The Role of a Guardian Ad Litem
- posted: Dec. 10, 2013
- Child Support
Divorces often become very emotional and heated, and children are often harmed as a result. Fortunately, Rhode Island is a state that takes children’s protection very seriously.
What is a guardian ad litem? The courts use a guardian ad litem to assist in cases involving child custody, visitation, relocation, support and parental rights. A guardian ad litem is a lawyer or mental health professional appointed by the court to conduct an investigation and report to the court regarding the best interests of the child.
Why is a guardian ad litem appointed? Oftentimes, a child needs a guardian ad litem during the parents’ divorce or other proceeding because the parents become so consumed with one-upping each other that the child’s best interest takes a backseat. If one or both parents suspect that the other parent is alienating the child or exercising undue influence, appointing a guardian ad litem is in the child’s best interests. If you think that appointing a guardian ad litem can help your child, you should ask the court to appoint one.
What are the powers of a guardian ad litem? A guardian ad litem has many powers, including investigatory powers to conduct interviews with the child, witnesses and other persons who have information regarding the welfare of the child. The guardian ad litem can also ask the court to compel examination of the child or the parents by doctors or mental health professionals.
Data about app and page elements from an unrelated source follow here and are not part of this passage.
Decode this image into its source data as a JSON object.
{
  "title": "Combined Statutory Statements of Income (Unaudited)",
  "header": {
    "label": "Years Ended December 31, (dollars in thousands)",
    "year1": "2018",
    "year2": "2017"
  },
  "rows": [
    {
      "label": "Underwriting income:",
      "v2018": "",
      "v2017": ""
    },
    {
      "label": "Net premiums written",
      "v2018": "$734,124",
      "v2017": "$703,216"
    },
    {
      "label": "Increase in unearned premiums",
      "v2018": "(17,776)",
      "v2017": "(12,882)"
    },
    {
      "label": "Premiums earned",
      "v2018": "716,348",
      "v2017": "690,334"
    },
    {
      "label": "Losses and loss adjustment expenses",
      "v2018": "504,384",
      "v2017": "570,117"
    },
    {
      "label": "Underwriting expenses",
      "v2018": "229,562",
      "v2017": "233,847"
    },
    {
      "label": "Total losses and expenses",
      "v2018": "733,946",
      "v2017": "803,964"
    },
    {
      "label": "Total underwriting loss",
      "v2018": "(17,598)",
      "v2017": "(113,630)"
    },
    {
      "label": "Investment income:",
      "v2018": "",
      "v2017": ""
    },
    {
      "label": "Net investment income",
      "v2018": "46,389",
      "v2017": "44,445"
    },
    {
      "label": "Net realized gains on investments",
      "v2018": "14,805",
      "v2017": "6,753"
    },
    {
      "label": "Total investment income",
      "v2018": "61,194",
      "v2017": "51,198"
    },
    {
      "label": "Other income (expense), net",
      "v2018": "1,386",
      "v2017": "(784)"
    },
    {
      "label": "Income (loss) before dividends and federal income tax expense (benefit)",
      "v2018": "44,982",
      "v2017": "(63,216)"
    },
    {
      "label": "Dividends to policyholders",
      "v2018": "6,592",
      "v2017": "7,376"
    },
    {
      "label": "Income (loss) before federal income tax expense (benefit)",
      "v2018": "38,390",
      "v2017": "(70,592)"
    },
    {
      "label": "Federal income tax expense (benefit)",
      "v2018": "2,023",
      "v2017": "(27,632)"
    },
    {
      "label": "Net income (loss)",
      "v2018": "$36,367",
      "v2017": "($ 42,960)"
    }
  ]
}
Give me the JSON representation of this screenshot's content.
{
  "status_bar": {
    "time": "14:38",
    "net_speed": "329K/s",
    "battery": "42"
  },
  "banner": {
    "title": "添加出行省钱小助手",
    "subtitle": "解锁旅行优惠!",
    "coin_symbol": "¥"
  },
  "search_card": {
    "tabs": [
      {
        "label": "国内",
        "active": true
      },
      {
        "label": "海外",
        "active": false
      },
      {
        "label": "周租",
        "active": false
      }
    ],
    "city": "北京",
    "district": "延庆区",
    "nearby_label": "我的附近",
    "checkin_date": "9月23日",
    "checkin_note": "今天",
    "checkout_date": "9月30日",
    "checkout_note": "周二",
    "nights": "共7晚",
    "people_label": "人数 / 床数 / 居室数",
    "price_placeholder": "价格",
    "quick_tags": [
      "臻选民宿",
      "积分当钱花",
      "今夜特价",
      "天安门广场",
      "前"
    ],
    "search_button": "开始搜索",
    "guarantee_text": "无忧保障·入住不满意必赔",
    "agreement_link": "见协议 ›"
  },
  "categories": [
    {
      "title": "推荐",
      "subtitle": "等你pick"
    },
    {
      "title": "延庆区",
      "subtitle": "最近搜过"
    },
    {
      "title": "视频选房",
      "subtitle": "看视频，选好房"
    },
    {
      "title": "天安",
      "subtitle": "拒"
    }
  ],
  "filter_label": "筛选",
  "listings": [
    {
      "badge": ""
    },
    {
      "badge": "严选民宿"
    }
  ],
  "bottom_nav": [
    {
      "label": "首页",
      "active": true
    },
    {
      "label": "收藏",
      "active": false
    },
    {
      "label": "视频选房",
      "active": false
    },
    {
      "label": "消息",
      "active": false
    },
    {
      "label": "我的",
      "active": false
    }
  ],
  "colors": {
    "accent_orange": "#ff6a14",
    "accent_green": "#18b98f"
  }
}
Finally, the guardian ad litem is entitled to attend all court proceedings that affect the child and make oral or written recommendations to the court.
If you have questions about guardians ad litem, a dedicated Rhode Island divorce lawyer can answer all of your questions.